(Michelle Higginbotham / American Press)
Last Modified: Saturday, March 09, 2013 7:53 PM
In a speech presenting scholarships to local high school students during the 26th annual Black Heritage Festival, an event representative said the festival stood as a way for people in the African-American community to remember who they are, where they came from and where they are going.
This year’s festival was selected as one of Southeast Tourism’s top 20 events of the year.
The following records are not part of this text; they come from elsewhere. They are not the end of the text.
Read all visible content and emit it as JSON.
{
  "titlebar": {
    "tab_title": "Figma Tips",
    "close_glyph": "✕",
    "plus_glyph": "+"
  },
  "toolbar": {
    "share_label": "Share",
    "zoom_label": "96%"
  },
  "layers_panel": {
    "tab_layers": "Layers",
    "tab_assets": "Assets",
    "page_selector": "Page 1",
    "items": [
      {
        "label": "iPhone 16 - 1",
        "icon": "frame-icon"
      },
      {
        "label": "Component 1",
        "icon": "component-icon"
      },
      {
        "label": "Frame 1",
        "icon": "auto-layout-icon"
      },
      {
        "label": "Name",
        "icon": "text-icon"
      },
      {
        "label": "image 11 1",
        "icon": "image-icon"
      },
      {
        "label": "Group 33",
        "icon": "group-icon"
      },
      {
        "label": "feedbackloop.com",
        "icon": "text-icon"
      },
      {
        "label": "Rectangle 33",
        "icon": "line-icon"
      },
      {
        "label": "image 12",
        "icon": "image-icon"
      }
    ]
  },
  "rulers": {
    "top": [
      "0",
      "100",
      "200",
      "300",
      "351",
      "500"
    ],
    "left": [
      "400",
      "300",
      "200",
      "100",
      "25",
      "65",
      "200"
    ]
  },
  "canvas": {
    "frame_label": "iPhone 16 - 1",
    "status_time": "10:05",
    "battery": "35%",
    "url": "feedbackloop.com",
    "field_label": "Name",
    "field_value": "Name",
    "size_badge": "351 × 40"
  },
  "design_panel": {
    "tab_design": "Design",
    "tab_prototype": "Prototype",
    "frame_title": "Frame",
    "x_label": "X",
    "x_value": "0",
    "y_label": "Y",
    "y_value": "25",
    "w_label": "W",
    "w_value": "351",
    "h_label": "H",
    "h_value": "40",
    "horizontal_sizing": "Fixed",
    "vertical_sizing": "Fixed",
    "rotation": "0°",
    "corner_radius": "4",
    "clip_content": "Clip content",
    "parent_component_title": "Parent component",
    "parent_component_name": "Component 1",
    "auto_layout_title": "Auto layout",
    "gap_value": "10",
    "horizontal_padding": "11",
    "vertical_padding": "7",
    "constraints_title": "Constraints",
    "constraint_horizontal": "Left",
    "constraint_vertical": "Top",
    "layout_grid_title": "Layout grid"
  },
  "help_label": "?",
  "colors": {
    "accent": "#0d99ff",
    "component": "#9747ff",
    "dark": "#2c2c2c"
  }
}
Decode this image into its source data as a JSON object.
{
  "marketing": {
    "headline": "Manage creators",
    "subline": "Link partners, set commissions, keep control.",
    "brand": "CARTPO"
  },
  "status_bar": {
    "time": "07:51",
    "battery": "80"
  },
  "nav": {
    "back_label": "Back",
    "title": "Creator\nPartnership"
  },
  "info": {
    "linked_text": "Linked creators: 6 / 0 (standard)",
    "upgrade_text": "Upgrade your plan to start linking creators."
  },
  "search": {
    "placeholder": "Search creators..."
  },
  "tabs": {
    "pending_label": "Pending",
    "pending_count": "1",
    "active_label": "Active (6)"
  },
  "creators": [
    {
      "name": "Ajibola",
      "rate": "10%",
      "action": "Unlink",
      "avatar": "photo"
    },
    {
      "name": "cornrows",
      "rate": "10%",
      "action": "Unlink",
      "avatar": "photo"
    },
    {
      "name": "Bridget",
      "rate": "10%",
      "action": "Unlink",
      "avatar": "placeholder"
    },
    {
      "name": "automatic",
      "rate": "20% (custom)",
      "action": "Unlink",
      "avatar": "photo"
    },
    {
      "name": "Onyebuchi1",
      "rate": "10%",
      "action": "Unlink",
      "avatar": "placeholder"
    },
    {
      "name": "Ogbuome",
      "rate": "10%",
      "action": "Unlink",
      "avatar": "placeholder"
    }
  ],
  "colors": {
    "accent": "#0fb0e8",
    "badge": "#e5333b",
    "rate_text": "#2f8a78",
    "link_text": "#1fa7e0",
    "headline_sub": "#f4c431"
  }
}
It began Friday at the Lake Charles Civic Center and ends today.
Judith Washington, executive director of the Black Heritage Festival, said that in its early days the event was held in the exhibition hall of the Civic Center, but that due to overwhelming response in recent years it has grown to include events held in the entirety of the Civic Center and stretch itself over three days.
“The turnout has just been excellent in the last few years, so this year we decided to incorporate the rest of the Civic Center to accommodate the wealth of entertainment the festival provides,” she said.
“We decided to kick it up a notch and have different things happening in all of the different rooms, including a Kids Zone, a Gospel Explosion, a zydeco room, a blues and jazz room and even a food court in the mezzanine to give people a place to eat the festival’s delicious food, talk and exchange ideas.”
The festival’s events began Friday with a performance by comedian and magician Dewayne Hill and continued Saturday with performances by Keith Frank, Leon Chavis and Mickey Huber Smith, a zydeco aerobics lesson, teen summit, diaper derby, and seminars on parenting and economic empowerment. It concludes today with a performance by Frankie Beverly and Maze.
All of the proceeds from the festival benefit the organization’s scholarship fund, which gives 11 scholarships totaling $5,500 to local high school students annually.
Washington said the festival is a great way for all members of the community to come together and appreciate African-American culture.
“This festival is not just for the African-American community but for all people in Southwest Louisiana and Southeast Texas,” she said.
“It’s a good way for our people to come together in a positive atmosphere and promote the arts and culture of our area so that our children will grow up knowing about it.”